*What the exercise asks*
All that is needed is the listing, given back exactly.

*Available records*
■ ■ ■ ■ ■
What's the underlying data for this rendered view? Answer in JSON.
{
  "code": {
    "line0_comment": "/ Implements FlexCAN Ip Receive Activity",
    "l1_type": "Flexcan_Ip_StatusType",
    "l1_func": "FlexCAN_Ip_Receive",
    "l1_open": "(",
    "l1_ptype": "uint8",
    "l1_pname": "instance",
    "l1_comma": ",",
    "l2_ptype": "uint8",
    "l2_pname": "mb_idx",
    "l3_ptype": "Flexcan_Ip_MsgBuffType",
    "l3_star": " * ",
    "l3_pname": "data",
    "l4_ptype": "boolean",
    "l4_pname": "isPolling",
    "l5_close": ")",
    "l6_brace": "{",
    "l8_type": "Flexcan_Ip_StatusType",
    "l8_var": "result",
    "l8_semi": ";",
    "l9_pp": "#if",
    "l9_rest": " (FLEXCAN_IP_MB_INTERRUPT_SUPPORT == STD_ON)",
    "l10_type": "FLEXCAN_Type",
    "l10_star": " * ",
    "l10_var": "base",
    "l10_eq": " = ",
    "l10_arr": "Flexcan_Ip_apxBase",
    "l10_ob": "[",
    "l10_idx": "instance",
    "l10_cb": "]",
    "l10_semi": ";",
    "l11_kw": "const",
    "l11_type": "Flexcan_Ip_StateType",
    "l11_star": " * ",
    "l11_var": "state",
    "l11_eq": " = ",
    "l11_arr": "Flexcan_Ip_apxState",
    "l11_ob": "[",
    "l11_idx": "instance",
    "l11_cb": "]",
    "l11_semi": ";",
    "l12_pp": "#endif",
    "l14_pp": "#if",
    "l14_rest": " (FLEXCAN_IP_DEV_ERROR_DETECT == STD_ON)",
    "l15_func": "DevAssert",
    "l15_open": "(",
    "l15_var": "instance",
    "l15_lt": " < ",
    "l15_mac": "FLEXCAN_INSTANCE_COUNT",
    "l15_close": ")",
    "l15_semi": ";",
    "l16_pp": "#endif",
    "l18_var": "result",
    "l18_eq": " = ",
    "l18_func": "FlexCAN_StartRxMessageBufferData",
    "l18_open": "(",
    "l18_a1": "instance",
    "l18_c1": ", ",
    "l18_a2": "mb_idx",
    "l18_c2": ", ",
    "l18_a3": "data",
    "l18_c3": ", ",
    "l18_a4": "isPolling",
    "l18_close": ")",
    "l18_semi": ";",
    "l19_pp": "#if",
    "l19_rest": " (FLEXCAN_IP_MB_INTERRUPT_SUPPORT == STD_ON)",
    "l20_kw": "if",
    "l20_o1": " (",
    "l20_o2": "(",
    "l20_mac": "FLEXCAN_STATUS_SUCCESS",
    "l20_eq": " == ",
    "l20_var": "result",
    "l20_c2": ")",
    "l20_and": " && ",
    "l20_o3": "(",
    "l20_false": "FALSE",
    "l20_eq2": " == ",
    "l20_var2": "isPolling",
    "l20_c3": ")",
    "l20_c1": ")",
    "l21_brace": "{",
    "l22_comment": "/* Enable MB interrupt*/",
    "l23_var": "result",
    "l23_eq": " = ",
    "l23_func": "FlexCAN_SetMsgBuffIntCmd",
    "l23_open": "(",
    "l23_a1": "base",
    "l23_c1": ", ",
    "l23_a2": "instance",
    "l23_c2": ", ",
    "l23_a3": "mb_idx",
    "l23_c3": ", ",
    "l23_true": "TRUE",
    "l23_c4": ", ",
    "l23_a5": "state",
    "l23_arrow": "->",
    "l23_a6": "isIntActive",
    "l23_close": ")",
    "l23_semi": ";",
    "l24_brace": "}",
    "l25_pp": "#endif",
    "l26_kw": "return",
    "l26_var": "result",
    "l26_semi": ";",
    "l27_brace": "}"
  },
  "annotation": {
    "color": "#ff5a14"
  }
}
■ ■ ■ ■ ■
*Solution to this exercise*
What's the underlying data for this rendered view? Answer in JSON.
{
  "code": {
    "line0_comment": "/ Implements FlexCAN Ip Receive Activity",
    "l1_type": "Flexcan_Ip_StatusType",
    "l1_func": "FlexCAN_Ip_Receive",
    "l1_open": "(",
    "l1_ptype": "uint8",
    "l1_pname": "instance",
    "l1_comma": ",",
    "l2_ptype": "uint8",
    "l2_pname": "mb_idx",
    "l3_ptype": "Flexcan_Ip_MsgBuffType",
    "l3_star": " * ",
    "l3_pname": "data",
    "l4_ptype": "boolean",
    "l4_pname": "isPolling",
    "l5_close": ")",
    "l6_brace": "{",
    "l8_type": "Flexcan_Ip_StatusType",
    "l8_var": "result",
    "l8_semi": ";",
    "l9_pp": "#if",
    "l9_rest": " (FLEXCAN_IP_MB_INTERRUPT_SUPPORT == STD_ON)",
    "l10_type": "FLEXCAN_Type",
    "l10_star": " * ",
    "l10_var": "base",
    "l10_eq": " = ",
    "l10_arr": "Flexcan_Ip_apxBase",
    "l10_ob": "[",
    "l10_idx": "instance",
    "l10_cb": "]",
    "l10_semi": ";",
    "l11_kw": "const",
    "l11_type": "Flexcan_Ip_StateType",
    "l11_star": " * ",
    "l11_var": "state",
    "l11_eq": " = ",
    "l11_arr": "Flexcan_Ip_apxState",
    "l11_ob": "[",
    "l11_idx": "instance",
    "l11_cb": "]",
    "l11_semi": ";",
    "l12_pp": "#endif",
    "l14_pp": "#if",
    "l14_rest": " (FLEXCAN_IP_DEV_ERROR_DETECT == STD_ON)",
    "l15_func": "DevAssert",
    "l15_open": "(",
    "l15_var": "instance",
    "l15_lt": " < ",
    "l15_mac": "FLEXCAN_INSTANCE_COUNT",
    "l15_close": ")",
    "l15_semi": ";",
    "l16_pp": "#endif",
    "l18_var": "result",
    "l18_eq": " = ",
    "l18_func": "FlexCAN_StartRxMessageBufferData",
    "l18_open": "(",
    "l18_a1": "instance",
    "l18_c1": ", ",
    "l18_a2": "mb_idx",
    "l18_c2": ", ",
    "l18_a3": "data",
    "l18_c3": ", ",
    "l18_a4": "isPolling",
    "l18_close": ")",
    "l18_semi": ";",
    "l19_pp": "#if",
    "l19_rest": " (FLEXCAN_IP_MB_INTERRUPT_SUPPORT == STD_ON)",
    "l20_kw": "if",
    "l20_o1": " (",
    "l20_o2": "(",
    "l20_mac": "FLEXCAN_STATUS_SUCCESS",
    "l20_eq": " == ",
    "l20_var": "result",
    "l20_c2": ")",
    "l20_and": " && ",
    "l20_o3": "(",
    "l20_false": "FALSE",
    "l20_eq2": " == ",
    "l20_var2": "isPolling",
    "l20_c3": ")",
    "l20_c1": ")",
    "l21_brace": "{",
    "l22_comment": "/* Enable MB interrupt*/",
    "l23_var": "result",
    "l23_eq": " = ",
    "l23_func": "FlexCAN_SetMsgBuffIntCmd",
    "l23_open": "(",
    "l23_a1": "base",
    "l23_c1": ", ",
    "l23_a2": "instance",
    "l23_c2": ", ",
    "l23_a3": "mb_idx",
    "l23_c3": ", ",
    "l23_true": "TRUE",
    "l23_c4": ", ",
    "l23_a5": "state",
    "l23_arrow": "->",
    "l23_a6": "isIntActive",
    "l23_close": ")",
    "l23_semi": ";",
    "l24_brace": "}",
    "l25_pp": "#endif",
    "l26_kw": "return",
    "l26_var": "result",
    "l26_semi": ";",
    "l27_brace": "}"
  },
  "annotation": {
    "color": "#ff5a14"
  }
}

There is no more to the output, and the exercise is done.